*** Begin section ***

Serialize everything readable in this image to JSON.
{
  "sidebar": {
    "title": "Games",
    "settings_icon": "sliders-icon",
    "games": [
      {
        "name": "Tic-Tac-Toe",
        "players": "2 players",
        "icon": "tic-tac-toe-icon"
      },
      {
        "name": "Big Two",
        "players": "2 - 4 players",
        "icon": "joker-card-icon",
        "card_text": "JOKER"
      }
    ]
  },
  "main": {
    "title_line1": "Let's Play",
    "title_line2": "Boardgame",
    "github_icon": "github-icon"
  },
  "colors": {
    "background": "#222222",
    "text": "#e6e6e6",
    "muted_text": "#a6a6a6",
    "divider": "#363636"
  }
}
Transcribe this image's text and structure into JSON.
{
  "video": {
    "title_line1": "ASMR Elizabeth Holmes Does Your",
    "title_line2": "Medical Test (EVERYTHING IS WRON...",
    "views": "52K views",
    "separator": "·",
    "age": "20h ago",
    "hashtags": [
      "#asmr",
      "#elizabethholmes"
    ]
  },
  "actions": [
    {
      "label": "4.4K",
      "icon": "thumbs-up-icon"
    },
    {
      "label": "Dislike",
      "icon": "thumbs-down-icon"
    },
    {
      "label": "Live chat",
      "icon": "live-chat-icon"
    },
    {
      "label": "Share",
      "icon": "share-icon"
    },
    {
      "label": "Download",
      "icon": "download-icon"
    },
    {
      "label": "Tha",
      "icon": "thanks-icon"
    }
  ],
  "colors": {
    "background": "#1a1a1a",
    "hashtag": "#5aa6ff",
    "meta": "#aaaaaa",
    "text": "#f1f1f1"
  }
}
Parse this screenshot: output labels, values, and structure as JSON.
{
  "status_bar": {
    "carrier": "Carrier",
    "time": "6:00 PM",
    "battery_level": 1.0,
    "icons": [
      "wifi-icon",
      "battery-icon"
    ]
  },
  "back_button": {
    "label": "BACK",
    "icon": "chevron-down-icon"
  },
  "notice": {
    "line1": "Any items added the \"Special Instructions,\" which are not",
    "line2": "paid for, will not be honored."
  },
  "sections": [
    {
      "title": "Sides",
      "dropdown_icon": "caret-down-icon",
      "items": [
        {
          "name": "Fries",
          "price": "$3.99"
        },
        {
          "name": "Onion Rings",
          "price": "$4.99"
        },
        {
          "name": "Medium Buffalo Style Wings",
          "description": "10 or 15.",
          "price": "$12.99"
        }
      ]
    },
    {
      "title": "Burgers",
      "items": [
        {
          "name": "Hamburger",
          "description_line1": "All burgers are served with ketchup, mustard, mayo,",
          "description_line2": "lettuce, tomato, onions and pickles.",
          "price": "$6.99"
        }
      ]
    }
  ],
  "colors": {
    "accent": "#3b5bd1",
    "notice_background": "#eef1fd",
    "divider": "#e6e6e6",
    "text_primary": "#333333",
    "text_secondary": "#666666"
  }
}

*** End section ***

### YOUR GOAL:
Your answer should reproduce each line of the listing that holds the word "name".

### THE COMPLETED TASK:
        "name": "Tic-Tac-Toe",
        "name": "Big Two",
          "name": "Fries",
          "name": "Onion Rings",
          "name": "Medium Buffalo Style Wings",
          "name": "Hamburger",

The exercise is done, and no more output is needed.